We’ve got got that book or those books that we keep coming back to. It’s the book(s) you display proudly for guests to see, the ones displayed, not packed into the bookshelf. They’re the books that made you love books. They’re the books you’ll read over and over again.
For me, Harry Potter takes the award of Favorite Book. Yeah, yeah, I know, that’s not an original answer. It’s my answer anyway.
Harry Potter and the Chamber of Secrets was the first book I read cover to cover. At the time, my reading skills weren’t that great. I actually had to start over because I had no idea what was going on. This happened after the first book’s movie had come out. Mom had taken me to see it. I loved it.
I read the first book after I read the second book. Guess what? I loved it, too. Since then, I’ve read the first three books so many times that my editions are falling apart. One wrong page-turn and Prisoner of Azkaban is in two parts.
I started reading the first book again, and it still fills me with such a sense of wonder. I want to write something as enthralling and magical – not in the sense of wizards, but in the sense that the book itself, the story, the characters, all combine into this grand adventure. It’s that feeling when you loose yourself in a book and forget you’re reading. You forget the world around you; you’re immersed. It’s the magic of a story.
I want to write a story so engrossing and wonderful that readers forget they’re reading.
But, back to Harry Potter – I love how this Young Adult book has entranced people of all ages, not just kids. It’s proof that it’s possible to write a Young Adult book with an eleven-year-old protagonist and make it enjoyable for all ages. J. K. Rowling has that way with words. She can bring the characters to life, but at the same time string the story together with an adult’s narration. It’s part of what makes the Harry Potter series so great. (If it read like an 11-year-old was telling it, no one over the age of 12 could stand to read it.)

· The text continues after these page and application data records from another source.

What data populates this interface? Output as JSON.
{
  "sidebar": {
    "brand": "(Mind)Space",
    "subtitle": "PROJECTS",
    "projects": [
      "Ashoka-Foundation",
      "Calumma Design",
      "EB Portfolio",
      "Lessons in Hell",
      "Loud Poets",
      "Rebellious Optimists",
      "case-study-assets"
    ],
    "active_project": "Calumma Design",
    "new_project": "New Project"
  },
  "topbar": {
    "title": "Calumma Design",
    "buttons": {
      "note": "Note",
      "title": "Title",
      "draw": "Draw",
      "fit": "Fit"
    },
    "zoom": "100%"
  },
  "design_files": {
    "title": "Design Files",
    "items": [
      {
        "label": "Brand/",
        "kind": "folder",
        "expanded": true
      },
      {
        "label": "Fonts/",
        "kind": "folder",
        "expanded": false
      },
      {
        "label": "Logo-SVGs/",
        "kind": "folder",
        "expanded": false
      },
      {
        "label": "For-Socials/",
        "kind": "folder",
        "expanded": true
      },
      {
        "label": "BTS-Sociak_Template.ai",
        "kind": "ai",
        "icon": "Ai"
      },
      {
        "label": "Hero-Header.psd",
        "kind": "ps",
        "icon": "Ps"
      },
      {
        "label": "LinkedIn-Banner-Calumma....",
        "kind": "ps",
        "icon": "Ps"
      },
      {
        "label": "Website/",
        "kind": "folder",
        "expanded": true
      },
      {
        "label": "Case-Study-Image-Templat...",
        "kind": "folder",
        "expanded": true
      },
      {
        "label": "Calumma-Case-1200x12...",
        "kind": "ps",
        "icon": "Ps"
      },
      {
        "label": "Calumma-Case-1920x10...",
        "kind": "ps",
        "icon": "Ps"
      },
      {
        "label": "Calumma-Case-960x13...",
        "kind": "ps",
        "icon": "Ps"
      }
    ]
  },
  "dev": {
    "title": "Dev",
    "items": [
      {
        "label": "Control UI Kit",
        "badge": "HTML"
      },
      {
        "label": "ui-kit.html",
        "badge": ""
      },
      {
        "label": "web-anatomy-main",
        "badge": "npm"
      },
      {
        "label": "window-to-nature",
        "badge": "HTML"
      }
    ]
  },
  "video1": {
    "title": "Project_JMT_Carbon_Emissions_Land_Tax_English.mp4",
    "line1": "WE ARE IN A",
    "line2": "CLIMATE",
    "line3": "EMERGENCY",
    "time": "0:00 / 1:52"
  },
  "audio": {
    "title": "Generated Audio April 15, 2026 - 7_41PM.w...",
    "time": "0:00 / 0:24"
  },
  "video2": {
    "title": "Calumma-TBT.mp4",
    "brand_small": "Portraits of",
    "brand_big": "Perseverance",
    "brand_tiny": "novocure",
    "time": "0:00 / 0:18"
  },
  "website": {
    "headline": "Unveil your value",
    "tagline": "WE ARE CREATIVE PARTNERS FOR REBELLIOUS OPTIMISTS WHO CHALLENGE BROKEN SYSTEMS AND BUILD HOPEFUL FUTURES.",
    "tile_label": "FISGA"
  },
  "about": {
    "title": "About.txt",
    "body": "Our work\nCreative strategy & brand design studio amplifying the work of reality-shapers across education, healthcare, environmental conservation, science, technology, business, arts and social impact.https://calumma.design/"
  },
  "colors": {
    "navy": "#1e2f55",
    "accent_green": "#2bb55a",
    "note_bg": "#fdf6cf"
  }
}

There’s foreshadowing, too. I’d never noticed before, but in the beginning when Aunt Petunia and Uncle Vernon are trying to keep Harry from getting his letters, Uncle Vernon is the one spearheading the program – Aunt Petunia’s behind him kindly suggesting that his attempts won’t work. She knows they’re not going to work, because she knows how the magic folk work. She knows this, and yet she doesn’t try to stop her husband. Her character is an under-appreciate one. As we learn in The Cursed Child, Aunt Petunia kept the blanket that Harry came bundled in the night Dumbledore left him on the Durlsey’s doorstep; she has a sweet, sentimental side that she has pushed down. She loves Harry, but she’s let her bitterness and jealousy toward her sister take control of her senses.
None of this was given in the books themselves – I’ve pieced it together from her words and actions. That’s another reason I Love J. K. Rowling’s works; she can write a character like no one else. She worked so much personality and history into Aunt Petunia, a character we weren’t supposed to like. It wasn’t until I was older that I picked up on that.
She wrote in so many strings in her books, some thicker than others, some little nods – I want to be able to write like that, but at the same time, I want to write like me.
What’s your favorite book? Why?